__Prompt__: Every line holding the word "региона" should be copied from the material.

__Materials provided__:
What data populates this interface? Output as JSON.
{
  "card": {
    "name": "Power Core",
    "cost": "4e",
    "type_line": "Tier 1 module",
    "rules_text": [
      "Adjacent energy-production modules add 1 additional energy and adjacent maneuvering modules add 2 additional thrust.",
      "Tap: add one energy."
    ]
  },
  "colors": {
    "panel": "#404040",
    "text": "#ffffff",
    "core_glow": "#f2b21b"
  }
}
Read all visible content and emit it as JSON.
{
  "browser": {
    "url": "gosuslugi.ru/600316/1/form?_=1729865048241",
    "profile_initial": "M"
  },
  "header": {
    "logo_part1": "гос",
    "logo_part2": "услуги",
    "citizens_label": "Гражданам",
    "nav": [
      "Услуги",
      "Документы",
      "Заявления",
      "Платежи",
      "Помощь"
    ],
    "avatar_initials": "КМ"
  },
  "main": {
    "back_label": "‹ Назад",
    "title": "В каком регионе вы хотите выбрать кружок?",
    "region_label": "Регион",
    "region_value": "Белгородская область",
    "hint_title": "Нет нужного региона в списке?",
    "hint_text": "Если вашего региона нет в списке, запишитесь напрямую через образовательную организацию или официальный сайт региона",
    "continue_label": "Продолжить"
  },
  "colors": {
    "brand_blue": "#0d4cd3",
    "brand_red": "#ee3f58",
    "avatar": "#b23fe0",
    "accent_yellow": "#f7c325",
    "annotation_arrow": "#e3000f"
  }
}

__Task response__:
    "hint_title": "Нет нужного региона в списке?",
    "hint_text": "Если вашего региона нет в списке, запишитесь напрямую через образовательную организацию или официальный сайт региона",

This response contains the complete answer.